* **Exercise aim**: Each line of the records that includes "icon" should be found and copied.

Data records for software interfaces:
──────────────────────────────

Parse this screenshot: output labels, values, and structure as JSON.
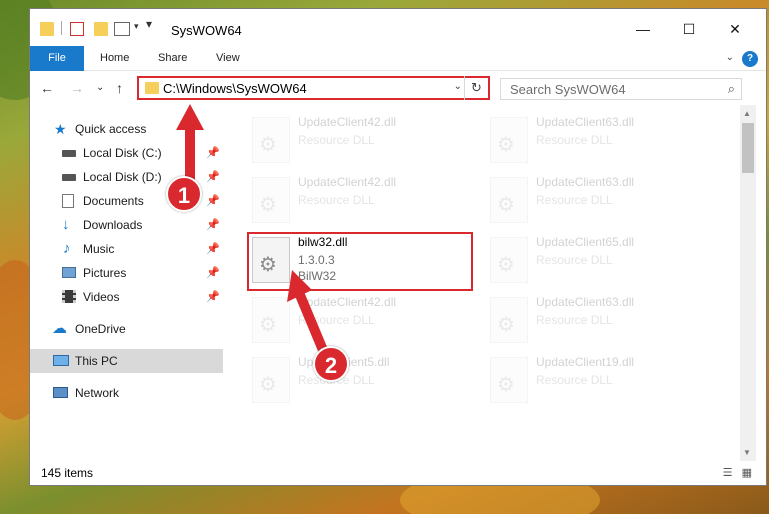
{
  "window": {
    "title": "SysWOW64",
    "controls": {
      "minimize": "—",
      "maximize": "☐",
      "close": "✕"
    }
  },
  "ribbon": {
    "tabs": [
      "File",
      "Home",
      "Share",
      "View"
    ],
    "help": "?",
    "collapse": "⌄"
  },
  "navigation": {
    "back": "←",
    "forward": "→",
    "recent": "⌄",
    "up": "↑",
    "address_path": "C:\\Windows\\SysWOW64",
    "search_placeholder": "Search SysWOW64"
  },
  "sidebar": {
    "items": [
      {
        "label": "Quick access",
        "icon": "star-icon",
        "pinned": false
      },
      {
        "label": "Local Disk (C:)",
        "icon": "drive-icon",
        "pinned": true
      },
      {
        "label": "Local Disk (D:)",
        "icon": "drive-icon",
        "pinned": true
      },
      {
        "label": "Documents",
        "icon": "documents-icon",
        "pinned": true
      },
      {
        "label": "Downloads",
        "icon": "download-icon",
        "pinned": true
      },
      {
        "label": "Music",
        "icon": "music-icon",
        "pinned": true
      },
      {
        "label": "Pictures",
        "icon": "pictures-icon",
        "pinned": true
      },
      {
        "label": "Videos",
        "icon": "video-icon",
        "pinned": true
      },
      {
        "label": "OneDrive",
        "icon": "cloud-icon",
        "pinned": false
      },
      {
        "label": "This PC",
        "icon": "computer-icon",
        "pinned": false,
        "selected": true
      },
      {
        "label": "Network",
        "icon": "network-icon",
        "pinned": false
      }
    ]
  },
  "files": [
    {
      "name": "UpdateClient42.dll",
      "line2": "Resource DLL",
      "line3": "",
      "faded": true
    },
    {
      "name": "UpdateClient63.dll",
      "line2": "Resource DLL",
      "line3": "",
      "faded": true
    },
    {
      "name": "UpdateClient42.dll",
      "line2": "Resource DLL",
      "line3": "",
      "faded": true
    },
    {
      "name": "UpdateClient63.dll",
      "line2": "Resource DLL",
      "line3": "",
      "faded": true
    },
    {
      "name": "bilw32.dll",
      "line2": "1.3.0.3",
      "line3": "BilW32",
      "faded": false
    },
    {
      "name": "UpdateClient65.dll",
      "line2": "Resource DLL",
      "line3": "",
      "faded": true
    },
    {
      "name": "UpdateClient42.dll",
      "line2": "Resource DLL",
      "line3": "",
      "faded": true
    },
    {
      "name": "UpdateClient63.dll",
      "line2": "Resource DLL",
      "line3": "",
      "faded": true
    },
    {
      "name": "UpdateClient5.dll",
      "line2": "Resource DLL",
      "line3": "",
      "faded": true
    },
    {
      "name": "UpdateClient19.dll",
      "line2": "Resource DLL",
      "line3": "",
      "faded": true
    }
  ],
  "status": {
    "item_count": "145 items"
  },
  "callouts": [
    "1",
    "2"
  ],
  "colors": {
    "accent": "#1979ca",
    "highlight": "#d9292e",
    "folder": "#f6cf5a"
  }
}
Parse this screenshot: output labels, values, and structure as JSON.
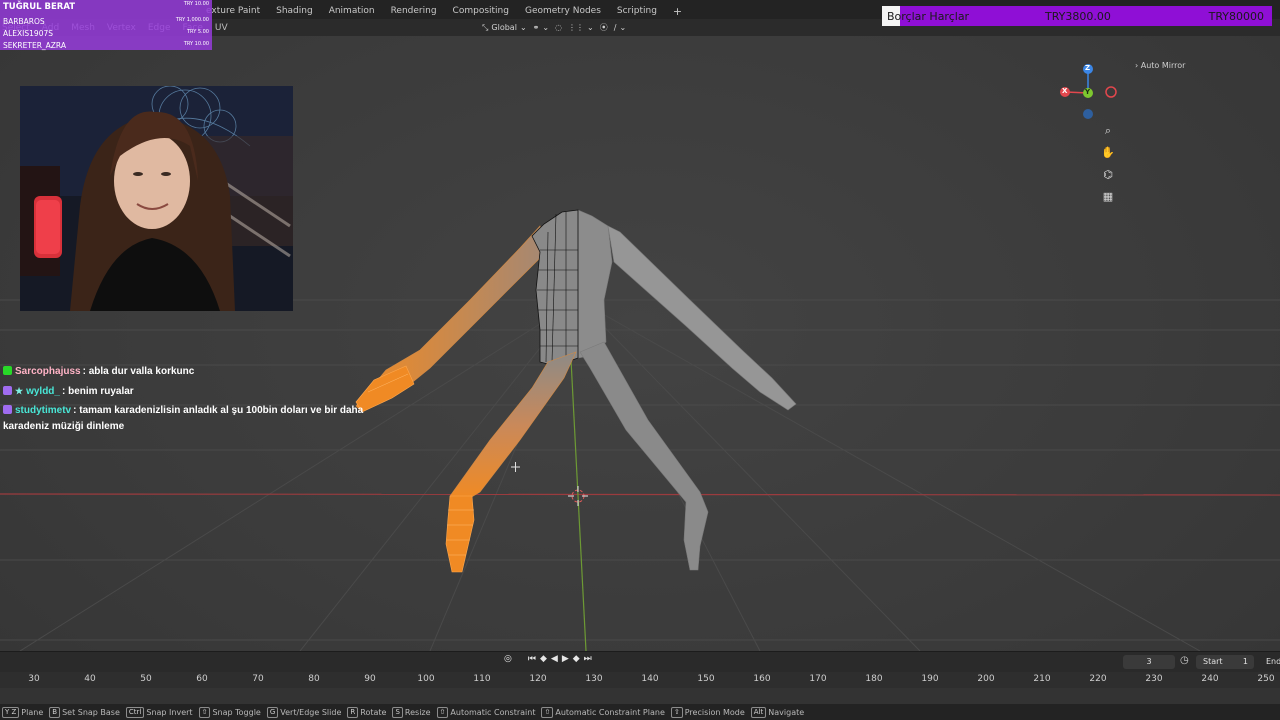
{
  "tabs": [
    "exture Paint",
    "Shading",
    "Animation",
    "Rendering",
    "Compositing",
    "Geometry Nodes",
    "Scripting",
    "+"
  ],
  "menu": [
    "Select",
    "Add",
    "Mesh",
    "Vertex",
    "Edge",
    "Face",
    "UV"
  ],
  "transform": {
    "orientation": "Global"
  },
  "donation": {
    "title": "Borçlar Harçlar",
    "current": "TRY3800.00",
    "goal": "TRY80000"
  },
  "leaderboard": {
    "first": {
      "name": "TUĞRUL BERAT",
      "amount": "TRY 10.00"
    },
    "rows": [
      {
        "name": "BARBAROS",
        "amount": "TRY 1,000.00"
      },
      {
        "name": "ALEXIS1907S",
        "amount": "TRY 5.00"
      },
      {
        "name": "SEKRETER_AZRA",
        "amount": "TRY 10.00"
      }
    ]
  },
  "chat": [
    {
      "user": "Sarcophajuss",
      "user_color": "#ffb3c6",
      "text": ": abla dur valla korkunc",
      "badge": "green"
    },
    {
      "user": "wyldd_",
      "user_color": "#49e7d7",
      "text": ": benim ruyalar",
      "badge": "purple-star"
    },
    {
      "user": "studytimetv",
      "user_color": "#49e7d7",
      "text": ": tamam karadenizlisin anladık al şu 100bin doları ve bir daha karadeniz müziği dinleme",
      "badge": "purple"
    }
  ],
  "viewport": {
    "auto_mirror": "Auto Mirror",
    "gizmo_axes": [
      "X",
      "Y",
      "Z"
    ]
  },
  "timeline": {
    "current_frame": "3",
    "start_label": "Start",
    "start_value": "1",
    "end_label": "End",
    "ruler": [
      "30",
      "40",
      "50",
      "60",
      "70",
      "80",
      "90",
      "100",
      "110",
      "120",
      "130",
      "140",
      "150",
      "160",
      "170",
      "180",
      "190",
      "200",
      "210",
      "220",
      "230",
      "240",
      "250"
    ]
  },
  "statusbar": [
    {
      "key": "Y Z",
      "label": "Plane"
    },
    {
      "key": "B",
      "label": "Set Snap Base"
    },
    {
      "key": "Ctrl",
      "label": "Snap Invert"
    },
    {
      "key": "⇧",
      "label": "Snap Toggle"
    },
    {
      "key": "G",
      "label": "Vert/Edge Slide"
    },
    {
      "key": "R",
      "label": "Rotate"
    },
    {
      "key": "S",
      "label": "Resize"
    },
    {
      "key": "⇧",
      "label": "Automatic Constraint"
    },
    {
      "key": "⇧",
      "label": "Automatic Constraint Plane"
    },
    {
      "key": "⇧",
      "label": "Precision Mode"
    },
    {
      "key": "Alt",
      "label": "Navigate"
    }
  ],
  "colors": {
    "selection": "#f08a24",
    "x_axis": "#e2474d",
    "y_axis": "#7ec82f",
    "z_axis": "#3b86e6",
    "donation": "#8f0fd6"
  }
}
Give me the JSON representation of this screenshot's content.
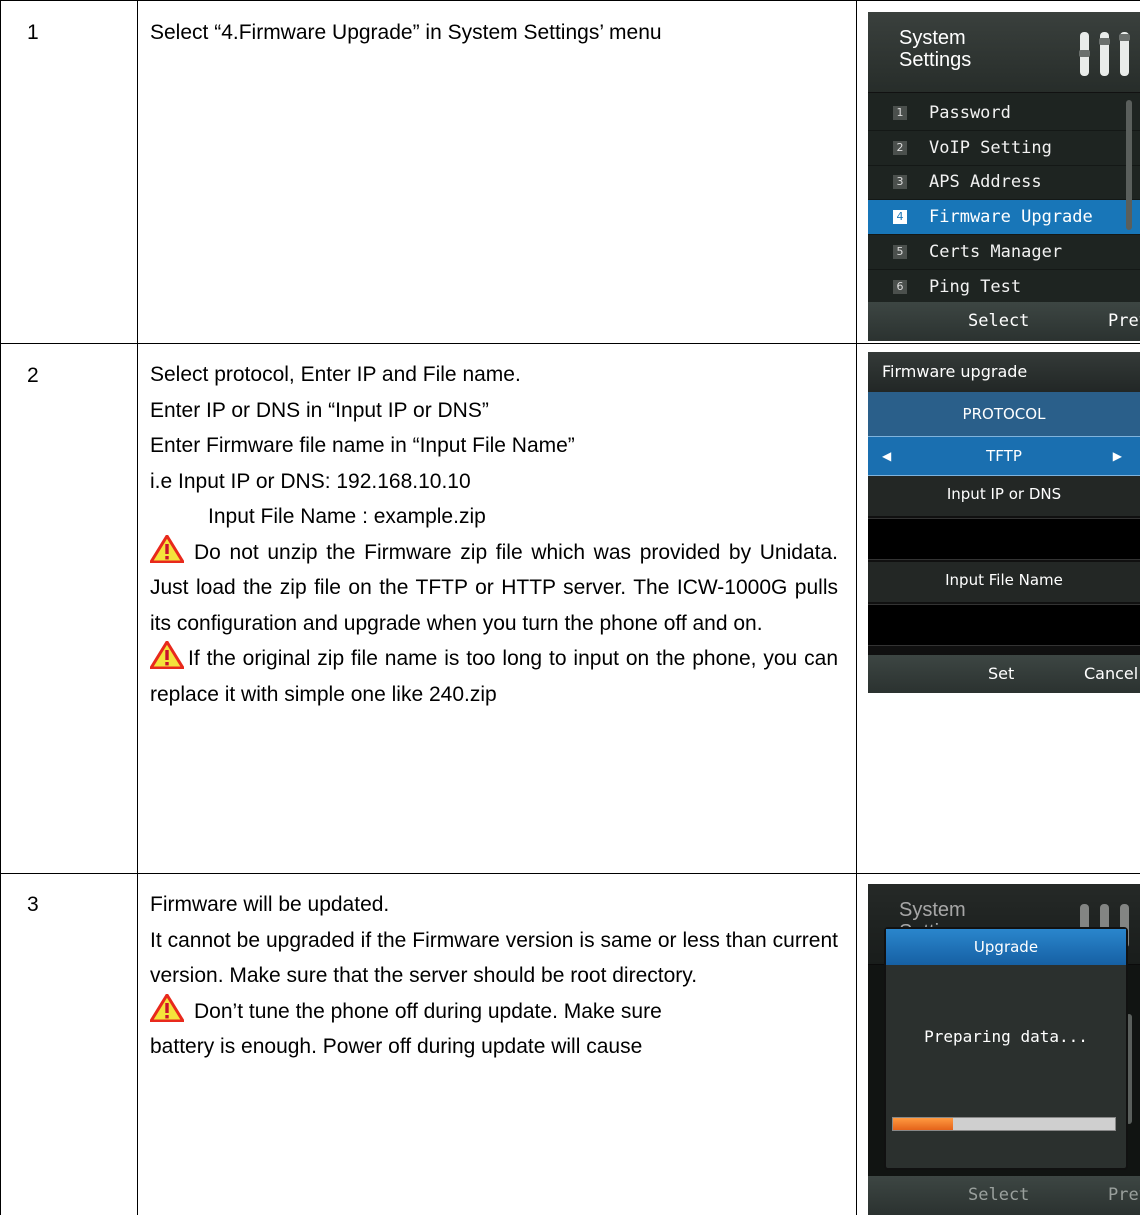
{
  "rows": [
    {
      "num": "1",
      "text": "Select “4.Firmware Upgrade” in System Settings’ menu"
    },
    {
      "num": "2",
      "lines": [
        "Select protocol, Enter IP and File name.",
        "Enter IP or DNS in “Input IP or DNS”",
        "Enter Firmware file name in “Input File Name”",
        "i.e    Input IP or DNS: 192.168.10.10",
        "Input File Name : example.zip"
      ],
      "warning1": "Do not unzip the Firmware zip file which was provided by Unidata. Just load the zip file on the TFTP or HTTP server. The ICW-1000G pulls its configuration and upgrade when you turn the phone off and on.",
      "warning2": "If the original zip file name is too long to input on the phone, you can replace it with simple one like 240.zip"
    },
    {
      "num": "3",
      "line1": "Firmware will be updated.",
      "para": "It cannot be upgraded if the Firmware version is same or less than current version. Make sure that the server should be root directory.",
      "warning": "Don’t tune the phone off during update. Make sure",
      "tail": " battery is enough. Power off during update will cause"
    }
  ],
  "screen1": {
    "title_line1": "System",
    "title_line2": "Settings",
    "menu": [
      {
        "n": "1",
        "label": "Password"
      },
      {
        "n": "2",
        "label": "VoIP Setting"
      },
      {
        "n": "3",
        "label": "APS Address"
      },
      {
        "n": "4",
        "label": "Firmware Upgrade"
      },
      {
        "n": "5",
        "label": "Certs Manager"
      },
      {
        "n": "6",
        "label": "Ping Test"
      }
    ],
    "selected_index": 3,
    "soft_left": "Select",
    "soft_right": "Prev"
  },
  "screen2": {
    "title": "Firmware upgrade",
    "protocol_label": "PROTOCOL",
    "protocol_value": "TFTP",
    "ip_label": "Input IP or DNS",
    "file_label": "Input File Name",
    "soft_left": "Set",
    "soft_right": "Cancel"
  },
  "screen3": {
    "title_line1": "System",
    "title_line2": "Settings",
    "dialog_title": "Upgrade",
    "message": "Preparing data...",
    "progress": 0.27,
    "soft_left": "Select",
    "soft_right": "Prev"
  },
  "colors": {
    "highlight": "#1876b8",
    "progress": "#f07a2a",
    "warning": "#e8291c"
  }
}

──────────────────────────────

* **Response to the task**:
        "icon": "star-icon",
        "icon": "drive-icon",
        "icon": "drive-icon",
        "icon": "documents-icon",
        "icon": "download-icon",
        "icon": "music-icon",
        "icon": "pictures-icon",
        "icon": "video-icon",
        "icon": "cloud-icon",
        "icon": "computer-icon",
        "icon": "network-icon",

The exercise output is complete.